The CRA Scams: What you Need to Know to Stay Safe

by Achieva Financial
Mar March 06

Tax season is upon us, so there has been an increase of fraudsters using CRA scams to try to con money out of Canadians. These scams can take many forms, and criminals use a variety of methods to get in touch with their targets:

  • You may get a call, email, text message, or letter claiming that you are owed a tax refund, and prompting you to provide personal information in order to receive it. They may try to get your bank account numbers, account passwords, or answers to your security questions in order to steal your identity or take funds out of your bank accounts.
  • Another variation of the scam involves fraudsters calling their target and aggressively demanding money by attempting to trick them into thinking they owe the CRA money. They may threaten to seize your assets or tell you the police are on their way to arrest you, and direct victims to purchase iTunes gift cards to “settle their debt”.

Marcus Kirouac, Internal Auditor at Cambrian Credit Union says that one of the best things you can do to protect yourself is to get educated on different types of fraud. “The Competition Bureau and the Canadian Anti-Fraud Centre are both great resources for information about common scams,” he says.
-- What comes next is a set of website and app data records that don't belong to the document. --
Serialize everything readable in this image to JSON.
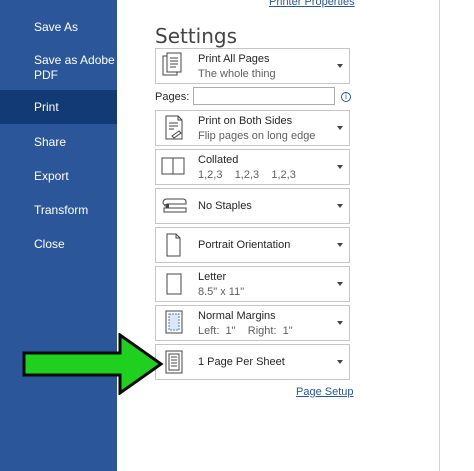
{
  "nav": {
    "items": [
      {
        "label": "Save As",
        "active": false
      },
      {
        "label": "Save as Adobe\nPDF",
        "active": false
      },
      {
        "label": "Print",
        "active": true
      },
      {
        "label": "Share",
        "active": false
      },
      {
        "label": "Export",
        "active": false
      },
      {
        "label": "Transform",
        "active": false
      },
      {
        "label": "Close",
        "active": false
      }
    ]
  },
  "printer_properties_link": "Printer Properties",
  "settings": {
    "title": "Settings",
    "pages_label": "Pages:",
    "pages_value": "",
    "info_glyph": "i",
    "dropdowns": [
      {
        "icon": "print-all-pages-icon",
        "title": "Print All Pages",
        "subtitle": "The whole thing"
      },
      {
        "icon": "duplex-icon",
        "title": "Print on Both Sides",
        "subtitle": "Flip pages on long edge"
      },
      {
        "icon": "collated-icon",
        "title": "Collated",
        "subtitle": "1,2,3    1,2,3    1,2,3"
      },
      {
        "icon": "stapler-icon",
        "title": "No Staples",
        "subtitle": ""
      },
      {
        "icon": "portrait-icon",
        "title": "Portrait Orientation",
        "subtitle": ""
      },
      {
        "icon": "letter-paper-icon",
        "title": "Letter",
        "subtitle": "8.5\" x 11\""
      },
      {
        "icon": "margins-icon",
        "title": "Normal Margins",
        "subtitle": "Left:  1\"    Right:  1\""
      },
      {
        "icon": "pages-per-sheet-icon",
        "title": "1 Page Per Sheet",
        "subtitle": ""
      }
    ],
    "page_setup_link": "Page Setup"
  },
  "colors": {
    "nav_background": "#2b579a",
    "nav_active": "#123a74",
    "link": "#2b579a",
    "annotation_arrow": "#1fd01f"
  }
}
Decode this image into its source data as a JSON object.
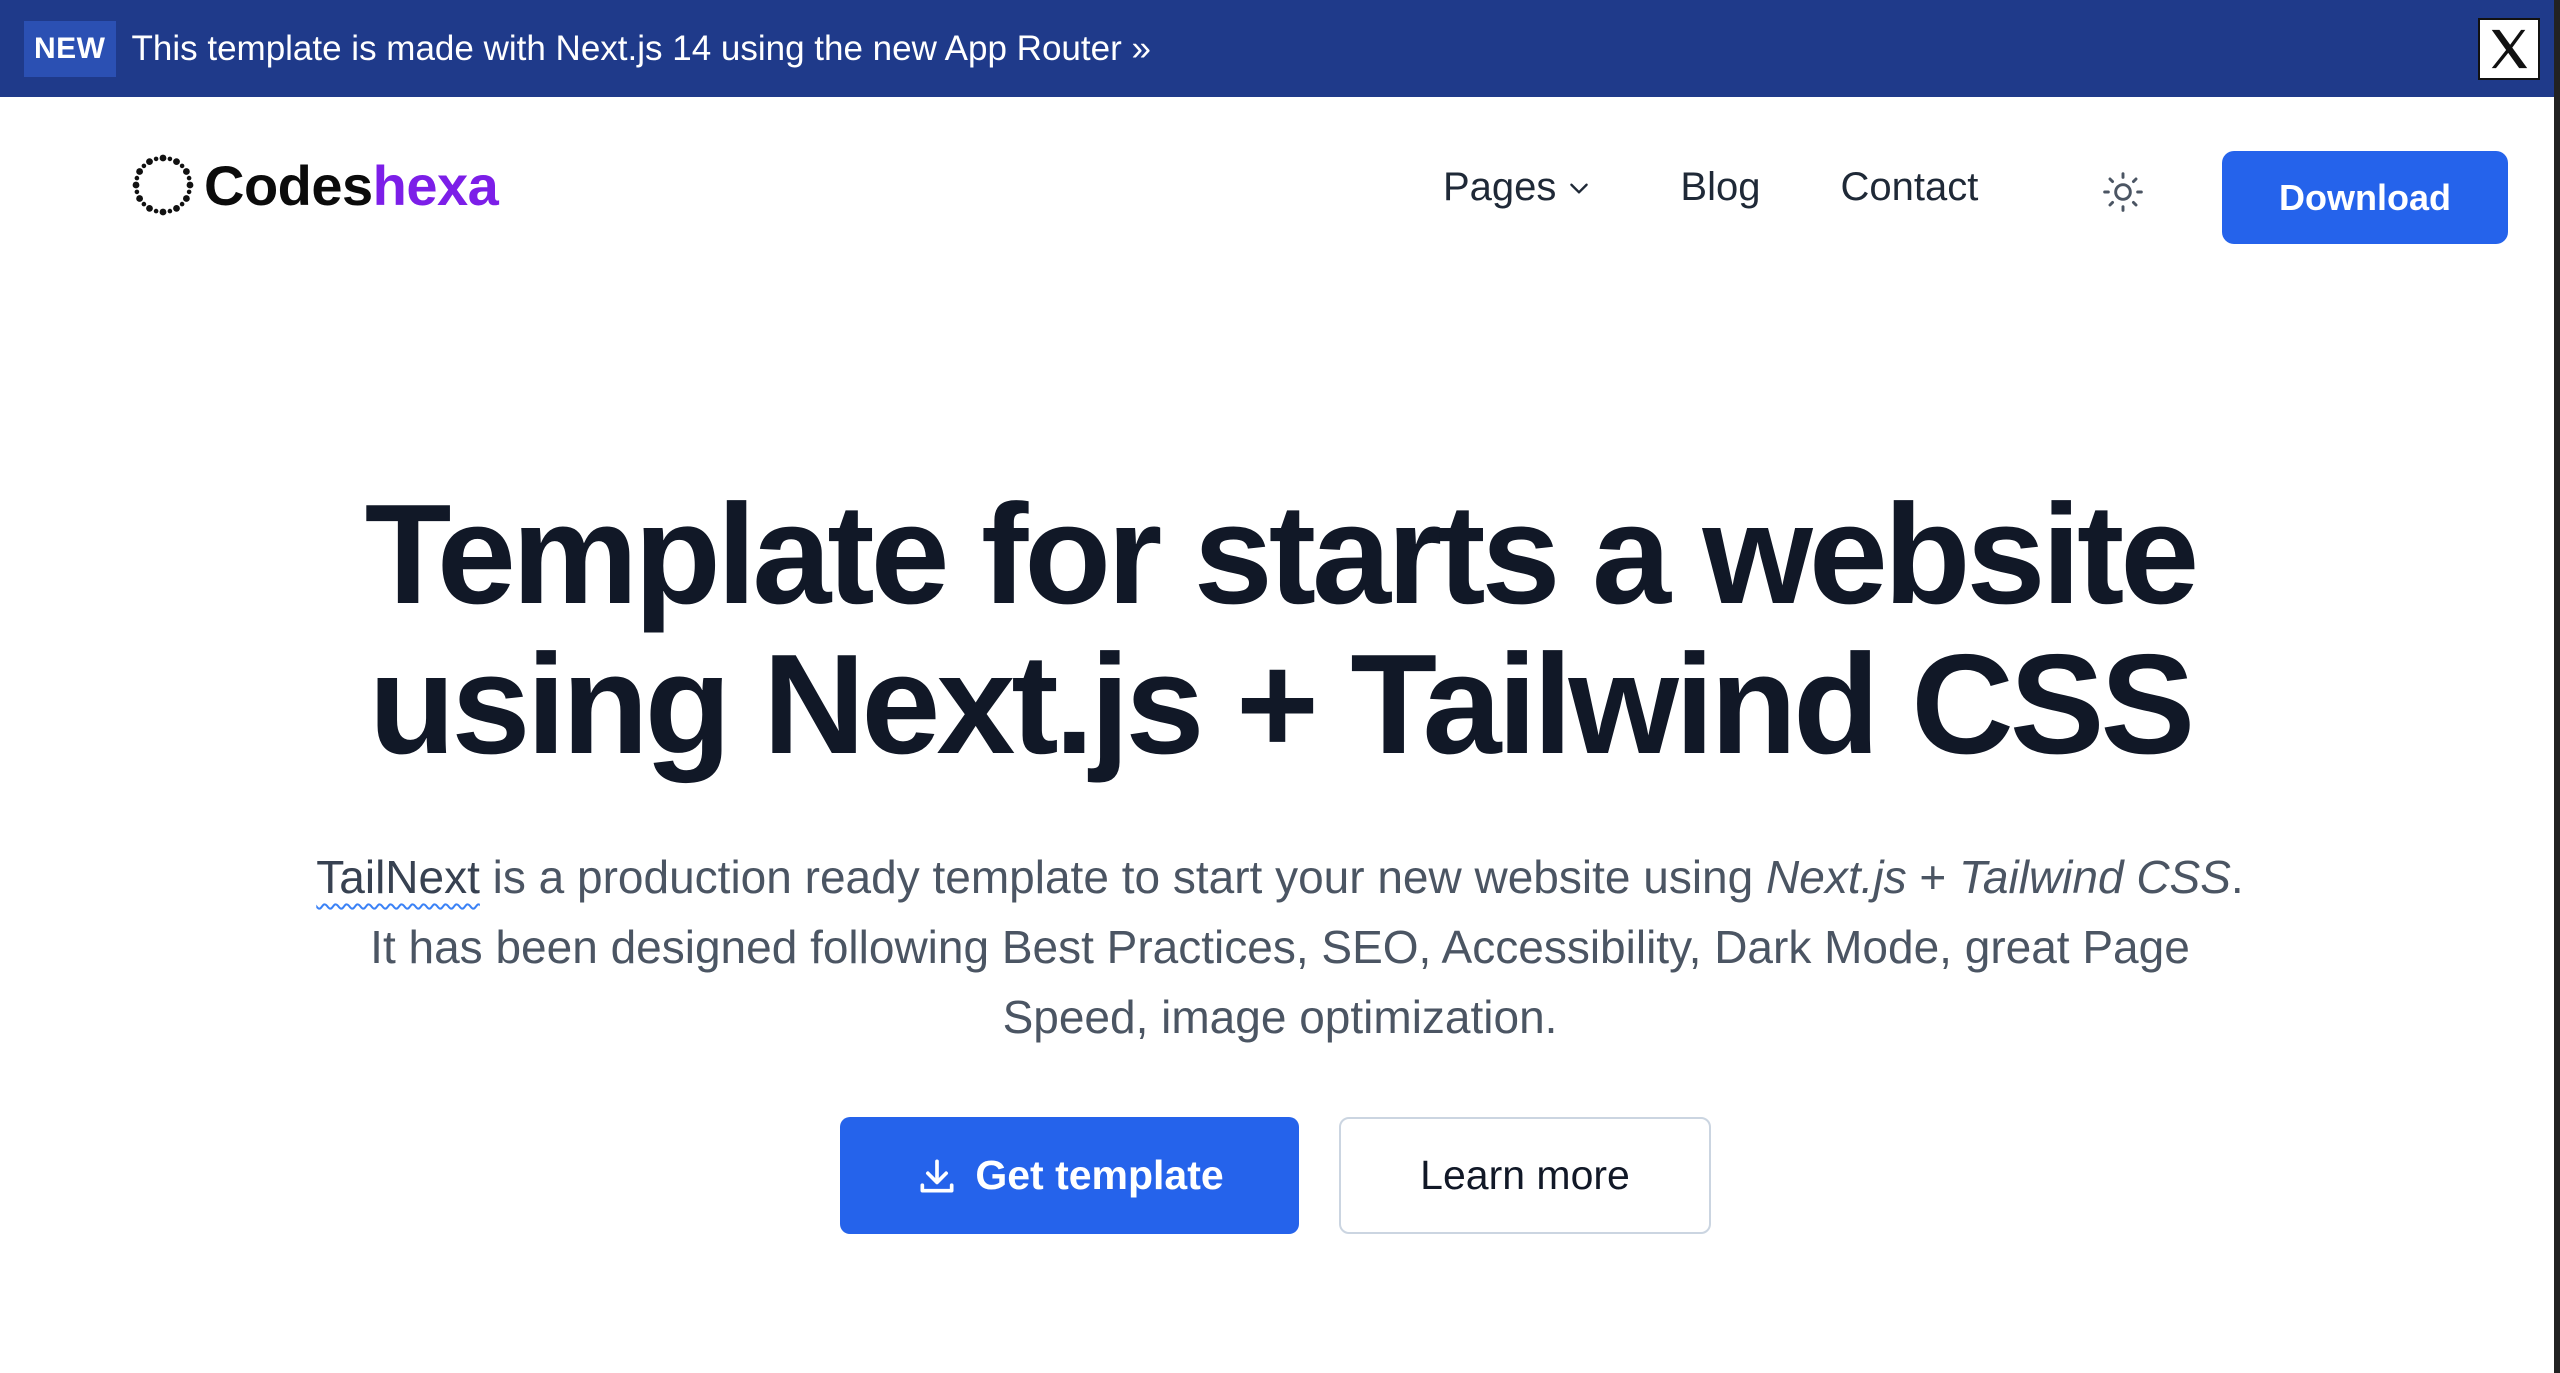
{
  "announcement": {
    "badge": "NEW",
    "text": "This template is made with Next.js 14 using the new App Router »",
    "close_icon": "x-close-icon"
  },
  "header": {
    "logo": {
      "part1": "Codes",
      "part2": "hexa",
      "icon": "dotted-circle-logo-icon"
    },
    "nav": {
      "pages": "Pages",
      "blog": "Blog",
      "contact": "Contact"
    },
    "theme_icon": "sun-icon",
    "download": "Download"
  },
  "hero": {
    "title_line1": "Template for starts a website",
    "title_line2": "using Next.js + Tailwind CSS",
    "subtitle": {
      "brand": "TailNext",
      "part1": " is a production ready template to start your new website using ",
      "em1": "Next.js",
      "part2": " + ",
      "em2": "Tailwind CSS",
      "part3": ". It has been designed following Best Practices, SEO, Accessibility, Dark Mode, great Page Speed, image optimization."
    },
    "primary_cta": "Get template",
    "secondary_cta": "Learn more"
  },
  "colors": {
    "announcement_bg": "#1f3a8a",
    "accent": "#2563eb",
    "brand_purple": "#7c1ee8",
    "heading": "#111827",
    "body_text": "#4b5563"
  }
}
The Competition Bureau publishes The Little Black Book of Scams, which is available on their website.

Kirouac also recommends using the buddy system to protect against fraud. “Have a family member or friend that you can discuss situations with before you take action on a call, email, text message or letter, or call the Canadian Anti-Fraud Centre or even your financial institution for advice before taking action,” he says.

Another important thing to do when you receive an unexpected communication claiming to be from a company or organization is to verify the validity of the communication by going directly to the resource independently. When doing this check, do not click on any links in the emails or text messages. “It’s also important to remember that no legitimate company, organization or government agency will demand immediate payment from you without allowing you to independently verify what they are telling you and they will not demand payment in the form of iTunes gift cards,” Kirouac adds.

If you receive a scam call, text message, email or letter, the best thing to do is just not respond, and report any fraud attempts to the Canadian Anti-Fraud Centre or your local police department.